§ PROBLEM STATEMENT
Pictures aside, return every line below exactly as written.

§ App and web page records

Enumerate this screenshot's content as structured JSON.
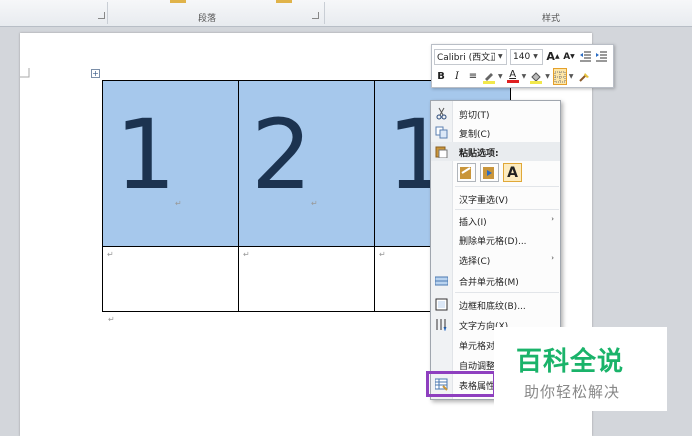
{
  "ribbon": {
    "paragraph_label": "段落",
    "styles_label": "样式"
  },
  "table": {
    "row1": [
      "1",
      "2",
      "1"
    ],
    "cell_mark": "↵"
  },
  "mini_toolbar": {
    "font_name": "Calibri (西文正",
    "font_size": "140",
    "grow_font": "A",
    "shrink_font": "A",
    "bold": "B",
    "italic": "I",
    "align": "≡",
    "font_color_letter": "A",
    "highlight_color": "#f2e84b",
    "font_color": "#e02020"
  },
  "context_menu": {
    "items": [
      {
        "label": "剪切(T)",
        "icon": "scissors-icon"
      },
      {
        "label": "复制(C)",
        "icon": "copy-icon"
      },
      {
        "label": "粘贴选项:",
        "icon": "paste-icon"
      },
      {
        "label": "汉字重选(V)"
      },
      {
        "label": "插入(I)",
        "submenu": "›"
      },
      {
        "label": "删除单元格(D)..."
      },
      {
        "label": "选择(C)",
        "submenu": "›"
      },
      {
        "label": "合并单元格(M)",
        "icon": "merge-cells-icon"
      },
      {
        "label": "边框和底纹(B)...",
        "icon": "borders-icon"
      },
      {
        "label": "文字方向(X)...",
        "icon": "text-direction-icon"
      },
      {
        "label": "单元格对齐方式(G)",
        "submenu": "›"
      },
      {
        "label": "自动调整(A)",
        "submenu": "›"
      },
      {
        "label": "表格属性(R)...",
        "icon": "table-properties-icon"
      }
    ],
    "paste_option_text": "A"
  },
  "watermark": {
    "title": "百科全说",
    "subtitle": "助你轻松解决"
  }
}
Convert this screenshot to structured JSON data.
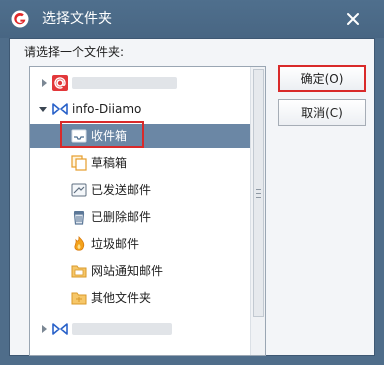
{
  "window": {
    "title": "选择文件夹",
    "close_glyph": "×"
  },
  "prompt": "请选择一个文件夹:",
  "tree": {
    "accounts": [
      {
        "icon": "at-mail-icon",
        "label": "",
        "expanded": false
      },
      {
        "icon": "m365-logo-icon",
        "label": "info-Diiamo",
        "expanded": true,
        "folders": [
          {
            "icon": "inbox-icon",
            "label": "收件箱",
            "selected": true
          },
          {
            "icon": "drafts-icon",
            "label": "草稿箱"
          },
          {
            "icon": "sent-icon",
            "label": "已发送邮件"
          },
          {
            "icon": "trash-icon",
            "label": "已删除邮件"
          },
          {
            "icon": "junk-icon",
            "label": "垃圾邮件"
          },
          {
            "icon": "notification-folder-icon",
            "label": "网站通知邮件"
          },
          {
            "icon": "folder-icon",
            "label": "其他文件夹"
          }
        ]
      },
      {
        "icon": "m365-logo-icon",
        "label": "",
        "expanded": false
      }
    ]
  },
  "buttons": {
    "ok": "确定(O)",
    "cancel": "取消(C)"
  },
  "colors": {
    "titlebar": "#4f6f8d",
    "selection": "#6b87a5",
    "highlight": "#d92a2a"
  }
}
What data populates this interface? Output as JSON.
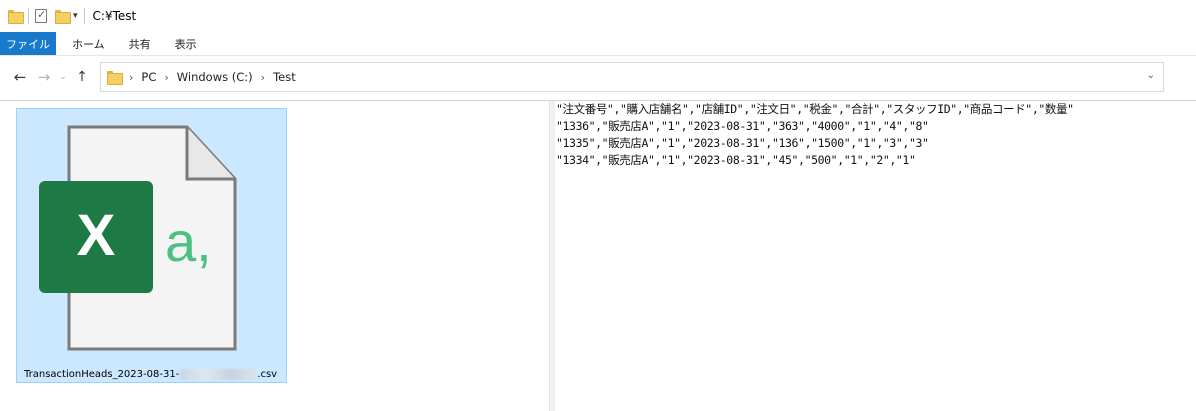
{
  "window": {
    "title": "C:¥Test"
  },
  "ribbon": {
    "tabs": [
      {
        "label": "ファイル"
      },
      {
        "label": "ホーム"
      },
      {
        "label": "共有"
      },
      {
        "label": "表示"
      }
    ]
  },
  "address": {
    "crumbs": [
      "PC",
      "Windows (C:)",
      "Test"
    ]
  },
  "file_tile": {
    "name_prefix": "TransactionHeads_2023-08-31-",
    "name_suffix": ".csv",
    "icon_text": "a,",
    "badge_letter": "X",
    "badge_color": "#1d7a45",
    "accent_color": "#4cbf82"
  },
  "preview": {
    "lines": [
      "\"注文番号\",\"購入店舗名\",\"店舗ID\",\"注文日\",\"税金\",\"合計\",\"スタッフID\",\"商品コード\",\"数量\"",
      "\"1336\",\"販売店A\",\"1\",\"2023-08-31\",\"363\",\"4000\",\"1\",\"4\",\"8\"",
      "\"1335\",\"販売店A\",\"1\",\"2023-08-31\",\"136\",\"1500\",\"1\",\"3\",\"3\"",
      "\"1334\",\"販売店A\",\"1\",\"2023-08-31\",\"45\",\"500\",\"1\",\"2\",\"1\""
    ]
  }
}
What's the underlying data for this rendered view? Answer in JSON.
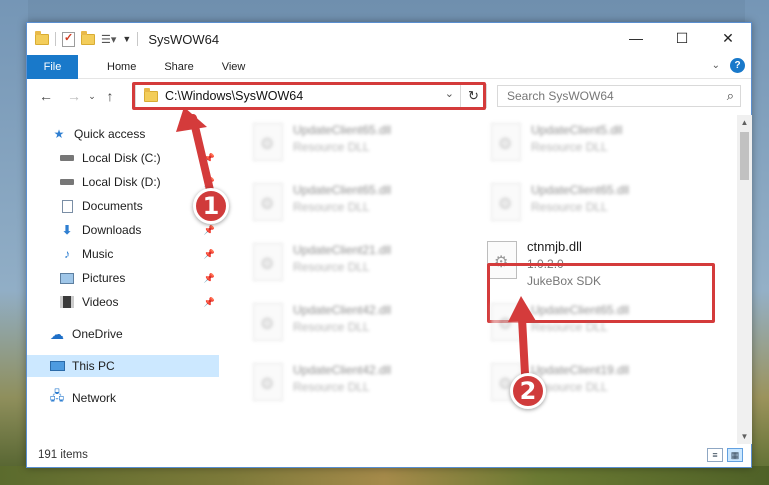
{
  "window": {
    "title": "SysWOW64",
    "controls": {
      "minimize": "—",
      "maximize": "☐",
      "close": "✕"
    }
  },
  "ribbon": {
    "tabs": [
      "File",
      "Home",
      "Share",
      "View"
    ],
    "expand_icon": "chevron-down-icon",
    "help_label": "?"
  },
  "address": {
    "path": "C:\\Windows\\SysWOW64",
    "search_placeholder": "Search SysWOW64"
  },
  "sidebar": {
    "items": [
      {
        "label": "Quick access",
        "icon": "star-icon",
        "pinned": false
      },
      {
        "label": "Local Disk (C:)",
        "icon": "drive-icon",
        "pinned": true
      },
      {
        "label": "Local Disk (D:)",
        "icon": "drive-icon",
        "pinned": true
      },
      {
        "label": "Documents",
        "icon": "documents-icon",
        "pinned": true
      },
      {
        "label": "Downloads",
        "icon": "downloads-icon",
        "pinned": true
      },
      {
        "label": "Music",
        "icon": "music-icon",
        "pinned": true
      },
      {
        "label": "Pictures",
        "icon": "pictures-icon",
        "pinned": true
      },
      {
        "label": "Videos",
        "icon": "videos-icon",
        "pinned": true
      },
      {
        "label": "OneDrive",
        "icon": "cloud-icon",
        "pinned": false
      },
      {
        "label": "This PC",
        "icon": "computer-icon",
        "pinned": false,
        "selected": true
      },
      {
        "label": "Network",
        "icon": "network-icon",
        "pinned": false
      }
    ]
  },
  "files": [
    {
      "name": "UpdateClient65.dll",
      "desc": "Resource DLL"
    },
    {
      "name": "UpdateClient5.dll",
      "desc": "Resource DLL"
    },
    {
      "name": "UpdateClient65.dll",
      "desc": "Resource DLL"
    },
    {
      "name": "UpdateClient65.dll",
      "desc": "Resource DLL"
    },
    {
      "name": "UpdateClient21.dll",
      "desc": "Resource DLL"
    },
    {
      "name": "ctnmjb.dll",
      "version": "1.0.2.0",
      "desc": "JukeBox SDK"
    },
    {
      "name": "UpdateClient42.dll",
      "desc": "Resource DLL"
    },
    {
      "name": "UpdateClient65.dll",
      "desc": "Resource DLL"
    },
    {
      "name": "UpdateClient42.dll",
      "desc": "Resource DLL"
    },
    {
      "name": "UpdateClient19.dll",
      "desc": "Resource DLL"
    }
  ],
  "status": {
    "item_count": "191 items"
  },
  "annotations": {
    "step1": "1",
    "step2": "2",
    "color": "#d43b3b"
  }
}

§ WRITTEN REPLY
Enumerate this screenshot's content as structured JSON.
{
  "ribbon": {
    "paragraph_label": "段落",
    "styles_label": "样式"
  },
  "table": {
    "row1": [
      "1",
      "2",
      "1"
    ],
    "cell_mark": "↵"
  },
  "mini_toolbar": {
    "font_name": "Calibri (西文正",
    "font_size": "140",
    "grow_font": "A",
    "shrink_font": "A",
    "bold": "B",
    "italic": "I",
    "align": "≡",
    "font_color_letter": "A",
    "highlight_color": "#f2e84b",
    "font_color": "#e02020"
  },
  "context_menu": {
    "items": [
      {
        "label": "剪切(T)",
        "icon": "scissors-icon"
      },
      {
        "label": "复制(C)",
        "icon": "copy-icon"
      },
      {
        "label": "粘贴选项:",
        "icon": "paste-icon"
      },
      {
        "label": "汉字重选(V)"
      },
      {
        "label": "插入(I)",
        "submenu": "›"
      },
      {
        "label": "删除单元格(D)..."
      },
      {
        "label": "选择(C)",
        "submenu": "›"
      },
      {
        "label": "合并单元格(M)",
        "icon": "merge-cells-icon"
      },
      {
        "label": "边框和底纹(B)...",
        "icon": "borders-icon"
      },
      {
        "label": "文字方向(X)...",
        "icon": "text-direction-icon"
      },
      {
        "label": "单元格对齐方式(G)",
        "submenu": "›"
      },
      {
        "label": "自动调整(A)",
        "submenu": "›"
      },
      {
        "label": "表格属性(R)...",
        "icon": "table-properties-icon"
      }
    ],
    "paste_option_text": "A"
  },
  "watermark": {
    "title": "百科全说",
    "subtitle": "助你轻松解决"
  }
}
Convert this screenshot to structured JSON data.
{
  "window": {
    "title": "选择文件夹",
    "close_glyph": "×"
  },
  "prompt": "请选择一个文件夹:",
  "tree": {
    "accounts": [
      {
        "icon": "at-mail-icon",
        "label": "",
        "expanded": false
      },
      {
        "icon": "m365-logo-icon",
        "label": "info-Diiamo",
        "expanded": true,
        "folders": [
          {
            "icon": "inbox-icon",
            "label": "收件箱",
            "selected": true
          },
          {
            "icon": "drafts-icon",
            "label": "草稿箱"
          },
          {
            "icon": "sent-icon",
            "label": "已发送邮件"
          },
          {
            "icon": "trash-icon",
            "label": "已删除邮件"
          },
          {
            "icon": "junk-icon",
            "label": "垃圾邮件"
          },
          {
            "icon": "notification-folder-icon",
            "label": "网站通知邮件"
          },
          {
            "icon": "folder-icon",
            "label": "其他文件夹"
          }
        ]
      },
      {
        "icon": "m365-logo-icon",
        "label": "",
        "expanded": false
      }
    ]
  },
  "buttons": {
    "ok": "确定(O)",
    "cancel": "取消(C)"
  },
  "colors": {
    "titlebar": "#4f6f8d",
    "selection": "#6b87a5",
    "highlight": "#d92a2a"
  }
}
What data populates this interface? Output as JSON.
{
  "window": {
    "title": "C:¥Test"
  },
  "ribbon": {
    "tabs": [
      {
        "label": "ファイル"
      },
      {
        "label": "ホーム"
      },
      {
        "label": "共有"
      },
      {
        "label": "表示"
      }
    ]
  },
  "address": {
    "crumbs": [
      "PC",
      "Windows (C:)",
      "Test"
    ]
  },
  "file_tile": {
    "name_prefix": "TransactionHeads_2023-08-31-",
    "name_suffix": ".csv",
    "icon_text": "a,",
    "badge_letter": "X",
    "badge_color": "#1d7a45",
    "accent_color": "#4cbf82"
  },
  "preview": {
    "lines": [
      "\"注文番号\",\"購入店舗名\",\"店舗ID\",\"注文日\",\"税金\",\"合計\",\"スタッフID\",\"商品コード\",\"数量\"",
      "\"1336\",\"販売店A\",\"1\",\"2023-08-31\",\"363\",\"4000\",\"1\",\"4\",\"8\"",
      "\"1335\",\"販売店A\",\"1\",\"2023-08-31\",\"136\",\"1500\",\"1\",\"3\",\"3\"",
      "\"1334\",\"販売店A\",\"1\",\"2023-08-31\",\"45\",\"500\",\"1\",\"2\",\"1\""
    ]
  }
}
What's the underlying data for this rendered view? Answer in JSON.
{
  "window": {
    "title": "SysWOW64",
    "controls": {
      "minimize": "—",
      "maximize": "☐",
      "close": "✕"
    }
  },
  "ribbon": {
    "tabs": [
      "File",
      "Home",
      "Share",
      "View"
    ],
    "expand_icon": "chevron-down-icon",
    "help_label": "?"
  },
  "address": {
    "path": "C:\\Windows\\SysWOW64",
    "search_placeholder": "Search SysWOW64"
  },
  "sidebar": {
    "items": [
      {
        "label": "Quick access",
        "icon": "star-icon",
        "pinned": false
      },
      {
        "label": "Local Disk (C:)",
        "icon": "drive-icon",
        "pinned": true
      },
      {
        "label": "Local Disk (D:)",
        "icon": "drive-icon",
        "pinned": true
      },
      {
        "label": "Documents",
        "icon": "documents-icon",
        "pinned": true
      },
      {
        "label": "Downloads",
        "icon": "downloads-icon",
        "pinned": true
      },
      {
        "label": "Music",
        "icon": "music-icon",
        "pinned": true
      },
      {
        "label": "Pictures",
        "icon": "pictures-icon",
        "pinned": true
      },
      {
        "label": "Videos",
        "icon": "videos-icon",
        "pinned": true
      },
      {
        "label": "OneDrive",
        "icon": "cloud-icon",
        "pinned": false
      },
      {
        "label": "This PC",
        "icon": "computer-icon",
        "pinned": false,
        "selected": true
      },
      {
        "label": "Network",
        "icon": "network-icon",
        "pinned": false
      }
    ]
  },
  "files": [
    {
      "name": "UpdateClient65.dll",
      "desc": "Resource DLL"
    },
    {
      "name": "UpdateClient5.dll",
      "desc": "Resource DLL"
    },
    {
      "name": "UpdateClient65.dll",
      "desc": "Resource DLL"
    },
    {
      "name": "UpdateClient65.dll",
      "desc": "Resource DLL"
    },
    {
      "name": "UpdateClient21.dll",
      "desc": "Resource DLL"
    },
    {
      "name": "ctnmjb.dll",
      "version": "1.0.2.0",
      "desc": "JukeBox SDK"
    },
    {
      "name": "UpdateClient42.dll",
      "desc": "Resource DLL"
    },
    {
      "name": "UpdateClient65.dll",
      "desc": "Resource DLL"
    },
    {
      "name": "UpdateClient42.dll",
      "desc": "Resource DLL"
    },
    {
      "name": "UpdateClient19.dll",
      "desc": "Resource DLL"
    }
  ],
  "status": {
    "item_count": "191 items"
  },
  "annotations": {
    "step1": "1",
    "step2": "2",
    "color": "#d43b3b"
  }
}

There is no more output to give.